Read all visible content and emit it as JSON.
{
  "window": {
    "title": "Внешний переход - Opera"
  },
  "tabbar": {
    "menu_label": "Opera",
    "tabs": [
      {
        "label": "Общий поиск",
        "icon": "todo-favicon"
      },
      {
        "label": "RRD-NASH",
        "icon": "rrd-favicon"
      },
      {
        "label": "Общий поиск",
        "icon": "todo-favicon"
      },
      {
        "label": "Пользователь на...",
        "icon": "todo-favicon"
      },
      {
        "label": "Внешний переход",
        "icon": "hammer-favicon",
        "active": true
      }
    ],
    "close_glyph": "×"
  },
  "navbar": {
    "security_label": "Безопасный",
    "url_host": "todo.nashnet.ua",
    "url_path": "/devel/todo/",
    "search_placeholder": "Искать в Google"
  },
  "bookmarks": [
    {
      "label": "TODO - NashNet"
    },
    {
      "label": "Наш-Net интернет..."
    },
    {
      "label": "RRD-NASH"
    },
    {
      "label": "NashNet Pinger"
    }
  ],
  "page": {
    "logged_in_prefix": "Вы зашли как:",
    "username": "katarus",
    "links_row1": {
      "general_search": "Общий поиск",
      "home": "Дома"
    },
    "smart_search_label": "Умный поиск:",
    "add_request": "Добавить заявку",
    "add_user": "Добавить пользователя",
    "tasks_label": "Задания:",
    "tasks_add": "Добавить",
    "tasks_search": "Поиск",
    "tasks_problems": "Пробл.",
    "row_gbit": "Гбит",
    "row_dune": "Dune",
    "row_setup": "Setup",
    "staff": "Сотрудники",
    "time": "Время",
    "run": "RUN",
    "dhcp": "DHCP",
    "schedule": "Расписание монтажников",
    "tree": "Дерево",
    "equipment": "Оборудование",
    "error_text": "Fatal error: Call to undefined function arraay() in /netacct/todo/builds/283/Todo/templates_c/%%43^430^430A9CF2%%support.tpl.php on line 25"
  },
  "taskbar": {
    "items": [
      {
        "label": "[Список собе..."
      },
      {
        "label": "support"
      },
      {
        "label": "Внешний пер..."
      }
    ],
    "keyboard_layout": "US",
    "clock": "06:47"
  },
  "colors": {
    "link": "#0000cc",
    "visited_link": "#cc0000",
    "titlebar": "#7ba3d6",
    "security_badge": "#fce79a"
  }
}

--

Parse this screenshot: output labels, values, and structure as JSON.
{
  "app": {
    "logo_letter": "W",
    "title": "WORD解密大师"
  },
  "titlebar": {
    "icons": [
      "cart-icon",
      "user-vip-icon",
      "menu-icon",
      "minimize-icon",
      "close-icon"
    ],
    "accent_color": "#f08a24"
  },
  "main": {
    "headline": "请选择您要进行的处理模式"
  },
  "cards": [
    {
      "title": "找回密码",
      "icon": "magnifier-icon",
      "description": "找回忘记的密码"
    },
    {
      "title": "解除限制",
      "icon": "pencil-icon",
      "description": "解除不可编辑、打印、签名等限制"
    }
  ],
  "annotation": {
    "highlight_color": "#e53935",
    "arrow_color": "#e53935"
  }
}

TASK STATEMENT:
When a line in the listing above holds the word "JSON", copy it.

TASK OUTPUT:
Read all visible content and emit it as JSON.
Parse this screenshot: output labels, values, and structure as JSON.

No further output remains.